**Task statement:** Please copy out the lines in the entries that contain "true".

**Working data:**
[Start of Attachment]

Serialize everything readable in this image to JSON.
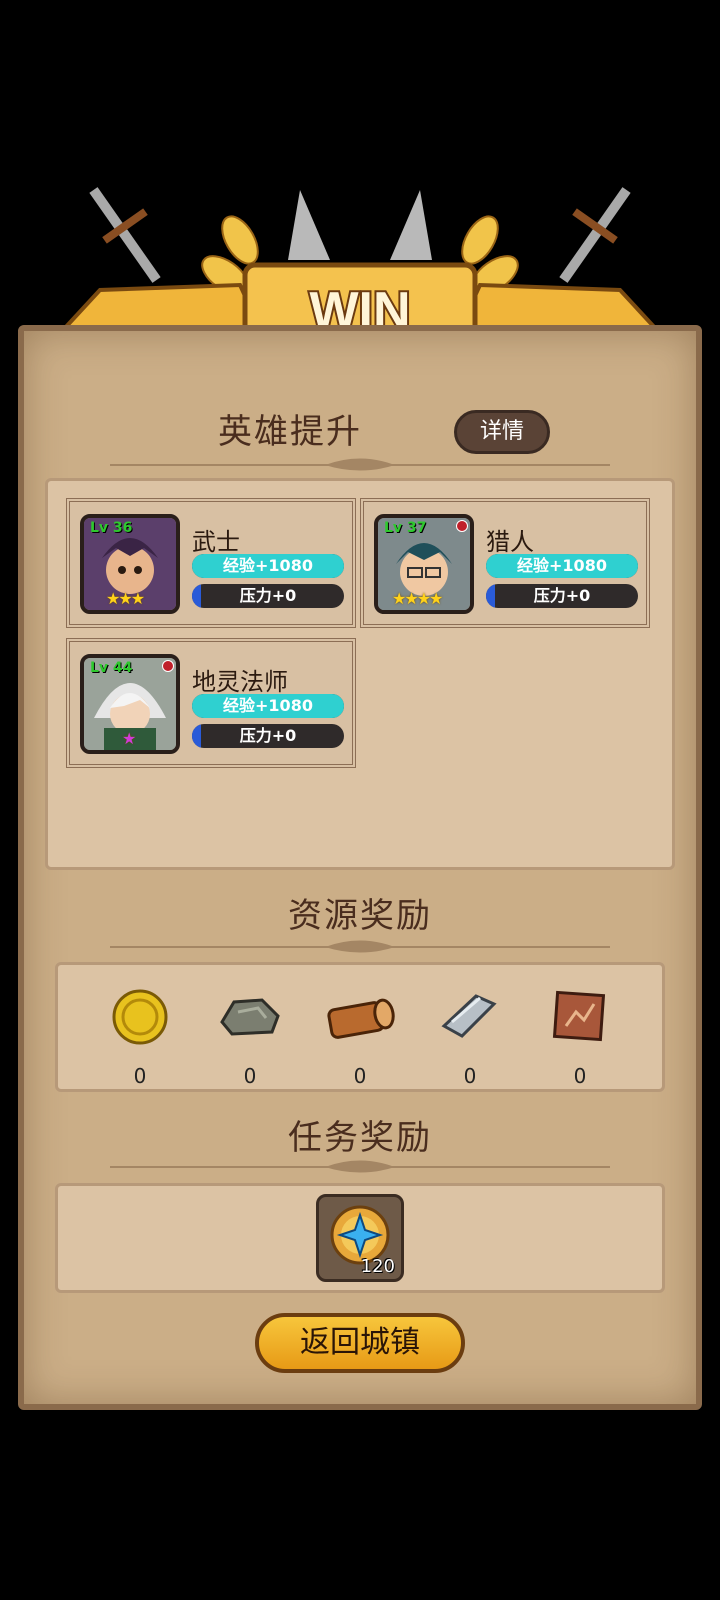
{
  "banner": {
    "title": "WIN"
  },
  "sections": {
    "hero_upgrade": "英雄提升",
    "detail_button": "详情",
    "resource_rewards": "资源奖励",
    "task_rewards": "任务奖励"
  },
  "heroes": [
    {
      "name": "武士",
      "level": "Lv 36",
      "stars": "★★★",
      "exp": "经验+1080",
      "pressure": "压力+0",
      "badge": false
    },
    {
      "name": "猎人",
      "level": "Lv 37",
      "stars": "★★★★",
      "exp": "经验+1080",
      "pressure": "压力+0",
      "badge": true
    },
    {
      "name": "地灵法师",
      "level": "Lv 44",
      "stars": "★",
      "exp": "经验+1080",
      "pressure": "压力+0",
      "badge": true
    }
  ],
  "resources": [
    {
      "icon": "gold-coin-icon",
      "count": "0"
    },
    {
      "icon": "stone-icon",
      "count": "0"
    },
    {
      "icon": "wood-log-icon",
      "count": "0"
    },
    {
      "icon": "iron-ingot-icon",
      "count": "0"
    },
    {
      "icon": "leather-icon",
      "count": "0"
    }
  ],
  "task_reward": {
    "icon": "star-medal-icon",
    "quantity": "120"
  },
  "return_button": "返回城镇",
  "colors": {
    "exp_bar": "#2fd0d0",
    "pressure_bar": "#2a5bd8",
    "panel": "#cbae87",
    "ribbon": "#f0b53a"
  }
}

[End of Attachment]
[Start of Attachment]

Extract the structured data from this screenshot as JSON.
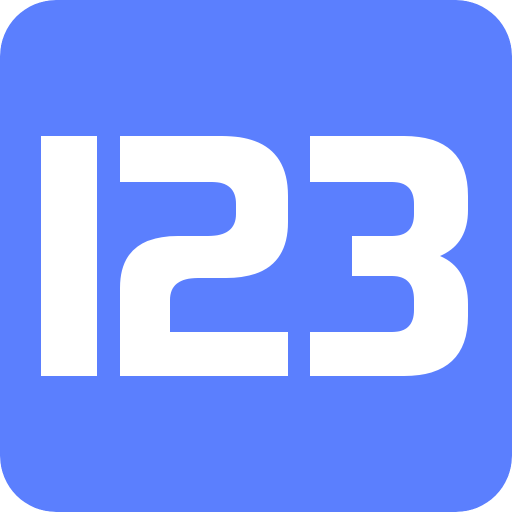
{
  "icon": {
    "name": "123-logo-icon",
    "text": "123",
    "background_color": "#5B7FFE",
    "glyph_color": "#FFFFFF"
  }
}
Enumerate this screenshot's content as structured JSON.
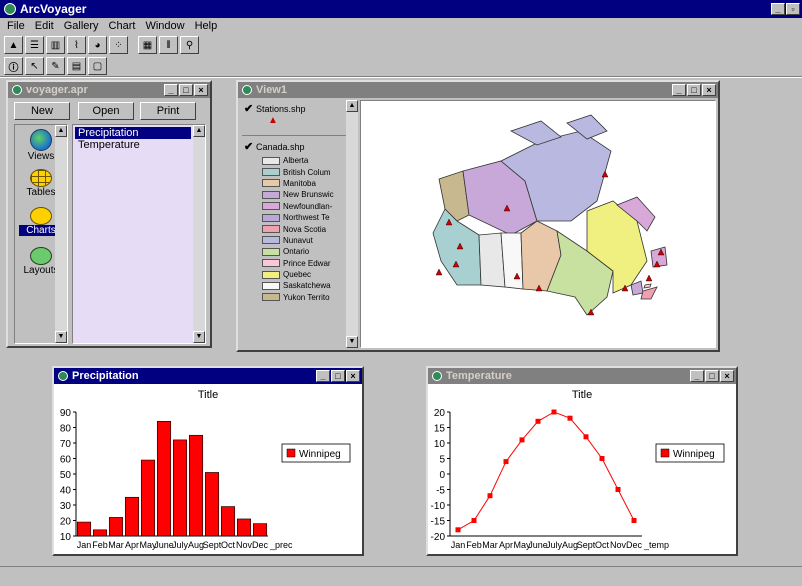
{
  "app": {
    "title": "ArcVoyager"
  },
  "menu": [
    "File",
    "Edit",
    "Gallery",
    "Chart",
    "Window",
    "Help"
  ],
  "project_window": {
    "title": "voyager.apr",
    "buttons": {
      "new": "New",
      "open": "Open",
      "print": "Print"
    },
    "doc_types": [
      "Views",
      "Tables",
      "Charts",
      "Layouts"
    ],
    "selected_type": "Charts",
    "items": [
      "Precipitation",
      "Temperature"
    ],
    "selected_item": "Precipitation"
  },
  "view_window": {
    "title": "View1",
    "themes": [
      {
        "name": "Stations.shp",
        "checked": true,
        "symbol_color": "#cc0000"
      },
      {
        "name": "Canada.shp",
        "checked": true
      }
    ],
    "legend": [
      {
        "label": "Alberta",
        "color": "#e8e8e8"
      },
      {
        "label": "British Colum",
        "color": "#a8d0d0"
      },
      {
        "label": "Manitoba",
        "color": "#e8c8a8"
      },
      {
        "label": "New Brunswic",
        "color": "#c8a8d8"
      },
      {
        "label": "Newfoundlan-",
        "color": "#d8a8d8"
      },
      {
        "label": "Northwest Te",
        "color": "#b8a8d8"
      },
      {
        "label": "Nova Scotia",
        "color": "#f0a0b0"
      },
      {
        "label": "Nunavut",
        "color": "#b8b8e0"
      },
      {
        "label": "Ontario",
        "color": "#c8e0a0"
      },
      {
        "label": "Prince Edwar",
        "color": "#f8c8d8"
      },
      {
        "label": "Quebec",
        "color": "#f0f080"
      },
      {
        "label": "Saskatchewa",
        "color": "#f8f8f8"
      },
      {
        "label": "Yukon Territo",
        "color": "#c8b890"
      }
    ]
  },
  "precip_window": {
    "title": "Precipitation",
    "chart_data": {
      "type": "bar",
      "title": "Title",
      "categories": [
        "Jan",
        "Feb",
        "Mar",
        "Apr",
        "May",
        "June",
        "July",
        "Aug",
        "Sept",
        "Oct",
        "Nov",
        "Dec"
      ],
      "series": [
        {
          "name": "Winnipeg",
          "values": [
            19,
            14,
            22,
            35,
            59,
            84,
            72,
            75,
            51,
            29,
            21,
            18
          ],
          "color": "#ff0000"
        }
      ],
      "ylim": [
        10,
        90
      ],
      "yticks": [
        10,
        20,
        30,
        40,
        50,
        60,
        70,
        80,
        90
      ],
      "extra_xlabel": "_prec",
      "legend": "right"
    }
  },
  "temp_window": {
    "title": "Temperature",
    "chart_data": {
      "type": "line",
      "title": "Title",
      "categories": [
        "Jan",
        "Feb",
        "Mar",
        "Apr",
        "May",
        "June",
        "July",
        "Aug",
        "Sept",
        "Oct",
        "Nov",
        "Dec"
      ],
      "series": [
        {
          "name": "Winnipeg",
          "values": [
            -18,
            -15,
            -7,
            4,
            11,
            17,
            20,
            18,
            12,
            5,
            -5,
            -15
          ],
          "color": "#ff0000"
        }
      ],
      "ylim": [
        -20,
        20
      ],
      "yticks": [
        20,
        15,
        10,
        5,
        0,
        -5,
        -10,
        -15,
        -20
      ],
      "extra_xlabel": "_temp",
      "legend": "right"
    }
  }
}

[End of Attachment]
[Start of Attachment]

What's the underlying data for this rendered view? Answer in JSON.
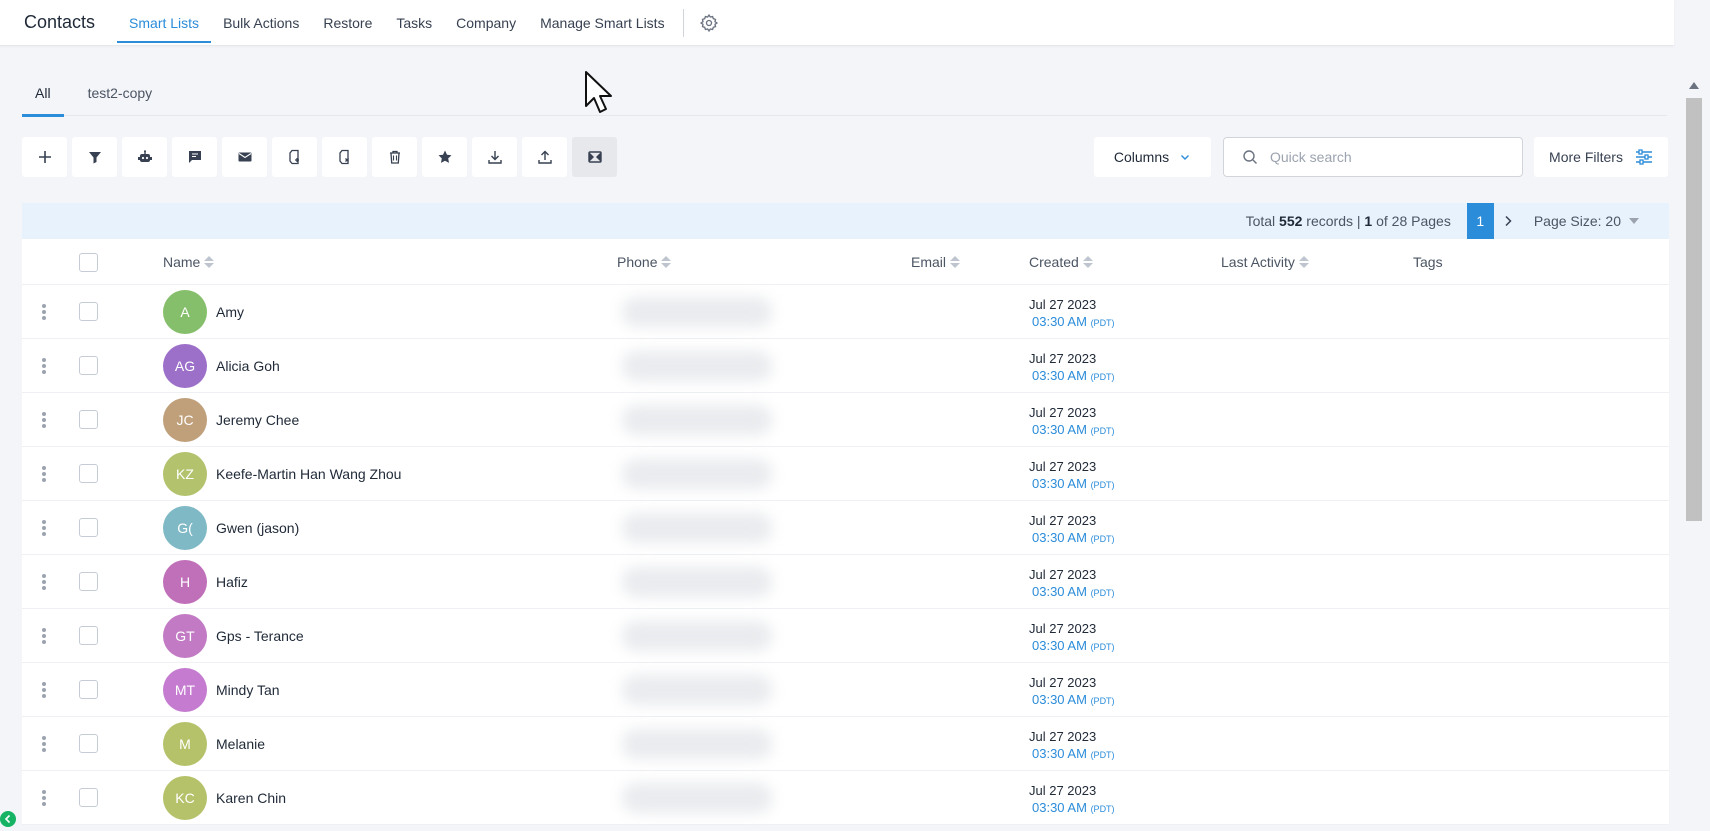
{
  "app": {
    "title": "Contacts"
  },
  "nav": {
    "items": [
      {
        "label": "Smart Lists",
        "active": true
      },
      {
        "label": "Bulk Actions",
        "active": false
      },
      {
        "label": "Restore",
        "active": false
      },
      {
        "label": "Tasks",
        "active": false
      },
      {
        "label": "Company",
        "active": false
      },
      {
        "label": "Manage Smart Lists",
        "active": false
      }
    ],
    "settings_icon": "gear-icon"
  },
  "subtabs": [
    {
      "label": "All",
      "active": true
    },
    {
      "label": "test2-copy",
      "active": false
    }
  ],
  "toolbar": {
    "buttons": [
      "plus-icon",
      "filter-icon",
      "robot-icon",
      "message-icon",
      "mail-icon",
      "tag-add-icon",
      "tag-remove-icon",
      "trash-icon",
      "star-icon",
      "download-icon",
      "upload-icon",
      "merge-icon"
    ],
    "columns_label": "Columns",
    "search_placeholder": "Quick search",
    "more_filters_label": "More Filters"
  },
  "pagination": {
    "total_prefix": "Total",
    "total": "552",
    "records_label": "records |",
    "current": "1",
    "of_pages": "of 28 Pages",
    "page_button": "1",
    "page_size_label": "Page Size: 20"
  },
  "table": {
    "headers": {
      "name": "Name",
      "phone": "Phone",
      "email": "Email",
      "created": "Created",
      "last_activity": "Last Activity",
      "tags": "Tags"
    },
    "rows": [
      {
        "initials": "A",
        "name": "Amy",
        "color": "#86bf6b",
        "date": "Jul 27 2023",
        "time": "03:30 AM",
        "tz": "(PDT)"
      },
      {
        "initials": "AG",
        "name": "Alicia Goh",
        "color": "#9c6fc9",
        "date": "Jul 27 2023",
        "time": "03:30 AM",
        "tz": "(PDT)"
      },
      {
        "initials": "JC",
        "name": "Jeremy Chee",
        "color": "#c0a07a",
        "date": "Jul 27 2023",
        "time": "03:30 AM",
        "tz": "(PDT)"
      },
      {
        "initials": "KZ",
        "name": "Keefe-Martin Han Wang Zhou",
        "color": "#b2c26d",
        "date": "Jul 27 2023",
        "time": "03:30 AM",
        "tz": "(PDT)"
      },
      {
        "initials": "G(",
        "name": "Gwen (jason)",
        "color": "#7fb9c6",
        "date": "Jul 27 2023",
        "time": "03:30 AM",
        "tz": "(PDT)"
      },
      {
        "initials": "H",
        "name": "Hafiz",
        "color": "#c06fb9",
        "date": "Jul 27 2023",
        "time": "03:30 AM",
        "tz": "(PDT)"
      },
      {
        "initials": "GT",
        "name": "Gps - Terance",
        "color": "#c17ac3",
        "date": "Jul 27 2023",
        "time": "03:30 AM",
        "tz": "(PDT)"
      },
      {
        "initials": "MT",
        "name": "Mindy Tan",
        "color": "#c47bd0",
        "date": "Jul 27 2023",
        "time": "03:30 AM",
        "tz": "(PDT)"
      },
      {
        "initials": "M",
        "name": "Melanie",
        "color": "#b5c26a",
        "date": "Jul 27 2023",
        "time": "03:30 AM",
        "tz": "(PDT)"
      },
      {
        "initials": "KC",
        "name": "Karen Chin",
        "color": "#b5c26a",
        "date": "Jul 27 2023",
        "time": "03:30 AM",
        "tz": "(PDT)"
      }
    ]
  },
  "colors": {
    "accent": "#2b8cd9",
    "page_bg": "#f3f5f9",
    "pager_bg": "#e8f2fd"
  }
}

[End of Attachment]

**Finished task:**
      "badge": true
      "badge": true
        "checked": true,
        "checked": true
        "active": true
      "active": true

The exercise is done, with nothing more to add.